The weather forecasts have continued to dominate the market as excess moisture or lack thereof are impacting crops around the world at crucial times. The month of April was friendly to the wheat futures, but not so much the crop itself. Dry weather has parched the wheat crops in Russia and in western Kansas. Wheat does have nine lives though, and they may not have run out yet. Russia’s crop has been due for some rain after record warm temperatures last month. Average to cool temperatures are expected in Russia for the first half of May, and this may be a savior to their crop after an unusually dry spring. Southern Russia experienced their driest April in a decade. That area grows over 30 percent of Russia’s wheat crop. Their spring is comparable to their 2012 crop when Russia’s all-wheat yield had the worst performance of the post-Soviet era. Crop problems in Russia could help the US export numbers. This would be a big help to rebound off of the 52-year low export number in the 2023-24 crop year. Dry weather and good exports give support to the futures prices.

Last week, the Buenos Aires grain exchange cut their estimate for Argentina’s corn harvest by 3 million metric tons. This is due to damage from the leafhopper insect plague and the hot, dry weather in March. Around 17 percent of the area impacted by leafhoppers and weather is now unharvestable. The leafhopper carries harmful bacteria that causes stunt disease, which hinders growth and can result in ears of corn with loose or missing kernels. The Argentine corn crop was once expected to be a record with estimates as high as 56.5 million metric tons, but now is down to 46.5 million metric tons. This harvest will now end as one of the smallest in the last seven years, above only the drought years of 2017-18 and 2022-23. Argentina is the world’s third largest corn exporter.

The March weather that negatively impacted Argentina’s corn crop could also impact their soybean crop. The Buenos Aires grain exchange kept their soybean harvest estimate at 51 million tons last Thursday, but bean harvest is only 36 percent complete, so a cut could still be possible. Argentina is also a top supplier of soybean meal and soybean oil.
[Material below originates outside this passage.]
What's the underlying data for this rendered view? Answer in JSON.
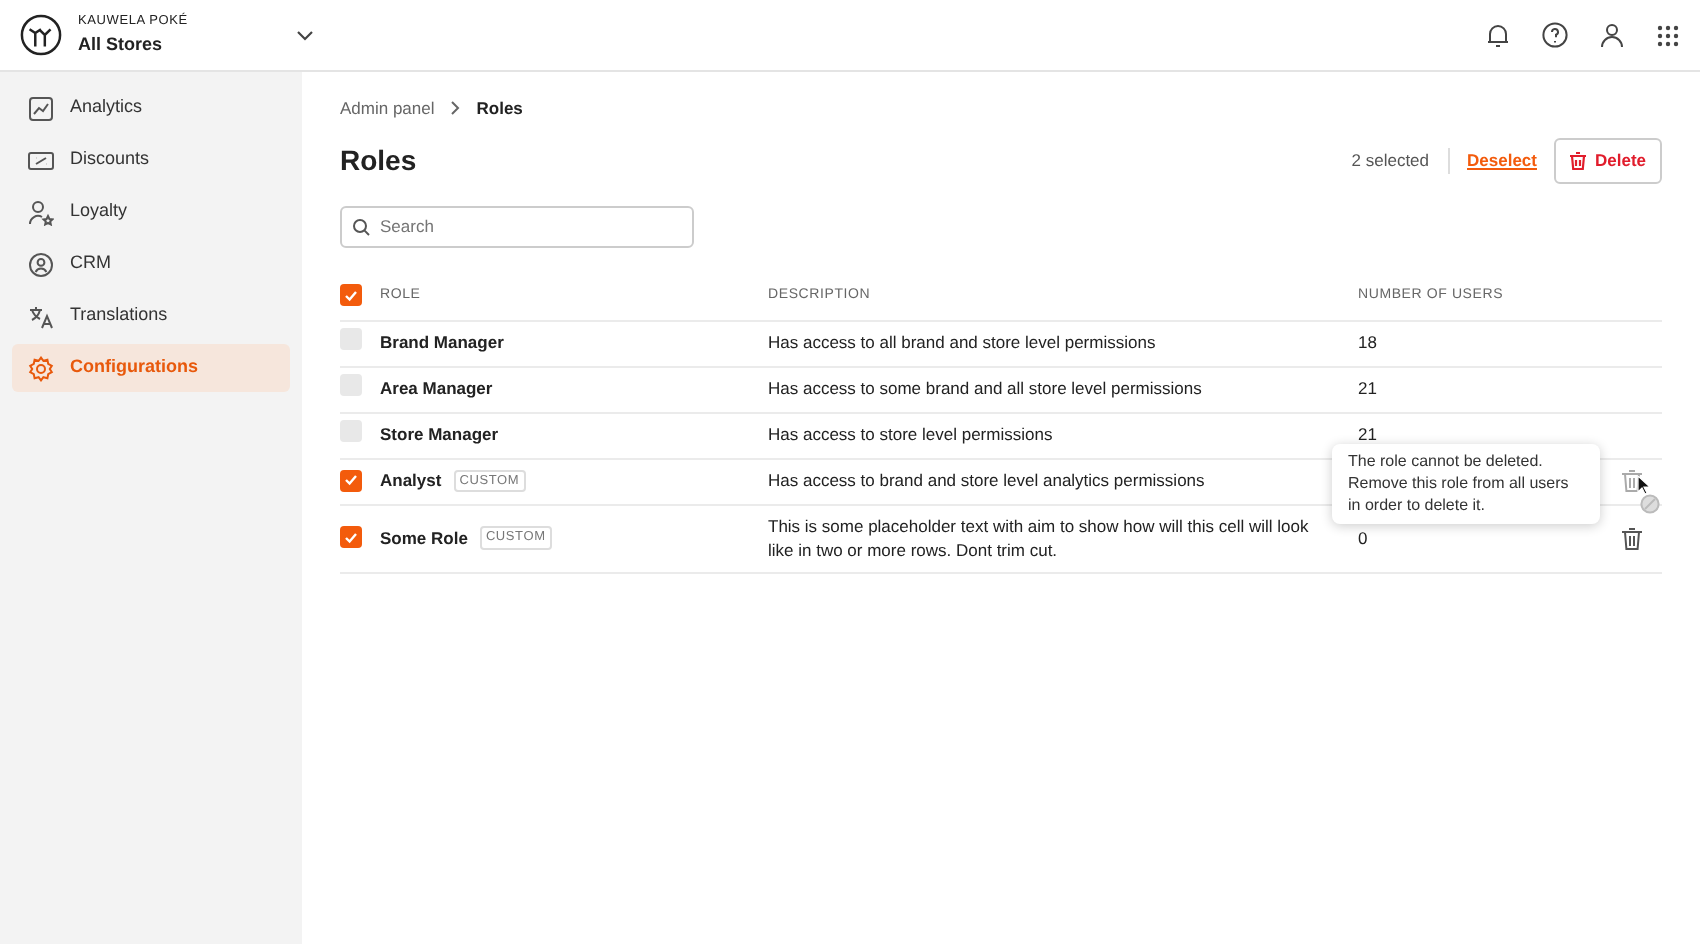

While drought has impacted parts of the US wheat growing areas and Russia, along with Argentina, some spots in the US Corn Belt and in Brazil have been receiving too much moisture. Ample rains and cooler temperatures in the US Corn Belt are slowing planting progress, giving a boost to the markets. In Brazil’s second biggest soybean production state, Rio Grande do Sul, they are also experiencing heavy rains that are disrupting their harvest and causing some losses to the crop.

On top of the numerous weather events making waves in the markets, geopolitical tensions have continued to have an impact as well. There have been new Russian attacks on Ukrainian infrastructure in the port city of Odesa. There are also ongoing risks in the Middle East as attacks could have big implications for the energy markets, which would in turn impact corn and soybeans.